- _PROBLEM TO SOLVE_
Could you restate the entries below word for word?
══ LISTED ENTRIES ══
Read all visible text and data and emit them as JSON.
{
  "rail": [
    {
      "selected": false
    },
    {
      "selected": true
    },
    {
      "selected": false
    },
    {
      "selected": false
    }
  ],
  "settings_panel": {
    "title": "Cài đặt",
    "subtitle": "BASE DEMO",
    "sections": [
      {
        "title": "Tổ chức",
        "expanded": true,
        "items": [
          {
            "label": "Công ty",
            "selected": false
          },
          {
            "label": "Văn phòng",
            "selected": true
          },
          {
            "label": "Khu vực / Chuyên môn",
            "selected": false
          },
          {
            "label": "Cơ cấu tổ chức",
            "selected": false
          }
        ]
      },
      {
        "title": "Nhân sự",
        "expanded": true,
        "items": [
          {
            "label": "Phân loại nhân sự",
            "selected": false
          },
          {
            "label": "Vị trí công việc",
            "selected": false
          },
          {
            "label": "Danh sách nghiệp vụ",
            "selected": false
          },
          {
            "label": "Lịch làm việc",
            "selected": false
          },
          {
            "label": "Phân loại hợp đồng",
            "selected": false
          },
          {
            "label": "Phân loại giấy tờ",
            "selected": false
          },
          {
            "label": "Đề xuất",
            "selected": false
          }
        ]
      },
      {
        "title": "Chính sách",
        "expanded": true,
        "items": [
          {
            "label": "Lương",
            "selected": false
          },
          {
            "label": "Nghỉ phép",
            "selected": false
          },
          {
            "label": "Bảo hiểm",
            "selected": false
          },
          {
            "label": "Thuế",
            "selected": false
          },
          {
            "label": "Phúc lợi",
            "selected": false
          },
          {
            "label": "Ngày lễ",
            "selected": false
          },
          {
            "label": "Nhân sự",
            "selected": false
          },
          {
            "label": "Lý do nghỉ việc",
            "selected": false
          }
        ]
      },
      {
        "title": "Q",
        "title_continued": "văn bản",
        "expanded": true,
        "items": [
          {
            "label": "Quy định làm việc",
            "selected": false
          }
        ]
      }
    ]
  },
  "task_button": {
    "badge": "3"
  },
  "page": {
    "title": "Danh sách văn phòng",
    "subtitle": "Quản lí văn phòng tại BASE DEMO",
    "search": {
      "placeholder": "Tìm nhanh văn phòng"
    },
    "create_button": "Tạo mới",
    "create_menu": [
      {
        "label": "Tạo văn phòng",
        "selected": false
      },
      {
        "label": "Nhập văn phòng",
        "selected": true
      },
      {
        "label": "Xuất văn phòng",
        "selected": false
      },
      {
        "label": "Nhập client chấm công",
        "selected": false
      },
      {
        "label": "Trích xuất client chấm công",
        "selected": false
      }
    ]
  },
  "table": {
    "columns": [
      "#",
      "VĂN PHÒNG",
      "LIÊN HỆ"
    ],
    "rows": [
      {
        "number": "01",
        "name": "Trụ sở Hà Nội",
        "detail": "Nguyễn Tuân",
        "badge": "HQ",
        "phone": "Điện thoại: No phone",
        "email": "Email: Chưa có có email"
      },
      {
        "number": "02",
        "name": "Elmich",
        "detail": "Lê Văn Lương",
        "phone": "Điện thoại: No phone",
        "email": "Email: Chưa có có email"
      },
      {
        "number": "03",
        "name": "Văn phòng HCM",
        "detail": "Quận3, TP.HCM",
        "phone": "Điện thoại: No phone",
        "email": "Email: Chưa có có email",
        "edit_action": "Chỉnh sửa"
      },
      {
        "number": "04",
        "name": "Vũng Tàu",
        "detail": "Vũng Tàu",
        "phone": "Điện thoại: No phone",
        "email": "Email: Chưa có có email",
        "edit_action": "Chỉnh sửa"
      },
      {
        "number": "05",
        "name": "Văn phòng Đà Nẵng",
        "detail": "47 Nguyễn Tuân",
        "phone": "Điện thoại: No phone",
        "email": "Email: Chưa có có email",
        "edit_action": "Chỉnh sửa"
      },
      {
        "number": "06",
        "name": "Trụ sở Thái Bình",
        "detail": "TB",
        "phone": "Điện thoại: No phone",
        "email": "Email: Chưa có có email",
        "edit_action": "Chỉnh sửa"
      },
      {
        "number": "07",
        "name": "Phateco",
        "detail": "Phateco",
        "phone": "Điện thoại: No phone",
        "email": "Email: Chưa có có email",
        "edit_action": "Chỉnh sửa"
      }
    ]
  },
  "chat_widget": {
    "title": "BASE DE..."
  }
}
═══
- _COMPLETED EXERCISE_
Read all visible text and data and emit them as JSON.
{
  "rail": [
    {
      "selected": false
    },
    {
      "selected": true
    },
    {
      "selected": false
    },
    {
      "selected": false
    }
  ],
  "settings_panel": {
    "title": "Cài đặt",
    "subtitle": "BASE DEMO",
    "sections": [
      {
        "title": "Tổ chức",
        "expanded": true,
        "items": [
          {
            "label": "Công ty",
            "selected": false
          },
          {
            "label": "Văn phòng",
            "selected": true
          },
          {
            "label": "Khu vực / Chuyên môn",
            "selected": false
          },
          {
            "label": "Cơ cấu tổ chức",
            "selected": false
          }
        ]
      },
      {
        "title": "Nhân sự",
        "expanded": true,
        "items": [
          {
            "label": "Phân loại nhân sự",
            "selected": false
          },
          {
            "label": "Vị trí công việc",
            "selected": false
          },
          {
            "label": "Danh sách nghiệp vụ",
            "selected": false
          },
          {
            "label": "Lịch làm việc",
            "selected": false
          },
          {
            "label": "Phân loại hợp đồng",
            "selected": false
          },
          {
            "label": "Phân loại giấy tờ",
            "selected": false
          },
          {
            "label": "Đề xuất",
            "selected": false
          }
        ]
      },
      {
        "title": "Chính sách",
        "expanded": true,
        "items": [
          {
            "label": "Lương",
            "selected": false
          },
          {
            "label": "Nghỉ phép",
            "selected": false
          },
          {
            "label": "Bảo hiểm",
            "selected": false
          },
          {
            "label": "Thuế",
            "selected": false
          },
          {
            "label": "Phúc lợi",
            "selected": false
          },
          {
            "label": "Ngày lễ",
            "selected": false
          },
          {
            "label": "Nhân sự",
            "selected": false
          },
          {
            "label": "Lý do nghỉ việc",
            "selected": false
          }
        ]
      },
      {
        "title": "Q",
        "title_continued": "văn bản",
        "expanded": true,
        "items": [
          {
            "label": "Quy định làm việc",
            "selected": false
          }
        ]
      }
    ]
  },
  "task_button": {
    "badge": "3"
  },
  "page": {
    "title": "Danh sách văn phòng",
    "subtitle": "Quản lí văn phòng tại BASE DEMO",
    "search": {
      "placeholder": "Tìm nhanh văn phòng"
    },
    "create_button": "Tạo mới",
    "create_menu": [
      {
        "label": "Tạo văn phòng",
        "selected": false
      },
      {
        "label": "Nhập văn phòng",
        "selected": true
      },
      {
        "label": "Xuất văn phòng",
        "selected": false
      },
      {
        "label": "Nhập client chấm công",
        "selected": false
      },
      {
        "label": "Trích xuất client chấm công",
        "selected": false
      }
    ]
  },
  "table": {
    "columns": [
      "#",
      "VĂN PHÒNG",
      "LIÊN HỆ"
    ],
    "rows": [
      {
        "number": "01",
        "name": "Trụ sở Hà Nội",
        "detail": "Nguyễn Tuân",
        "badge": "HQ",
        "phone": "Điện thoại: No phone",
        "email": "Email: Chưa có có email"
      },
      {
        "number": "02",
        "name": "Elmich",
        "detail": "Lê Văn Lương",
        "phone": "Điện thoại: No phone",
        "email": "Email: Chưa có có email"
      },
      {
        "number": "03",
        "name": "Văn phòng HCM",
        "detail": "Quận3, TP.HCM",
        "phone": "Điện thoại: No phone",
        "email": "Email: Chưa có có email",
        "edit_action": "Chỉnh sửa"
      },
      {
        "number": "04",
        "name": "Vũng Tàu",
        "detail": "Vũng Tàu",
        "phone": "Điện thoại: No phone",
        "email": "Email: Chưa có có email",
        "edit_action": "Chỉnh sửa"
      },
      {
        "number": "05",
        "name": "Văn phòng Đà Nẵng",
        "detail": "47 Nguyễn Tuân",
        "phone": "Điện thoại: No phone",
        "email": "Email: Chưa có có email",
        "edit_action": "Chỉnh sửa"
      },
      {
        "number": "06",
        "name": "Trụ sở Thái Bình",
        "detail": "TB",
        "phone": "Điện thoại: No phone",
        "email": "Email: Chưa có có email",
        "edit_action": "Chỉnh sửa"
      },
      {
        "number": "07",
        "name": "Phateco",
        "detail": "Phateco",
        "phone": "Điện thoại: No phone",
        "email": "Email: Chưa có có email",
        "edit_action": "Chỉnh sửa"
      }
    ]
  },
  "chat_widget": {
    "title": "BASE DE..."
  }
}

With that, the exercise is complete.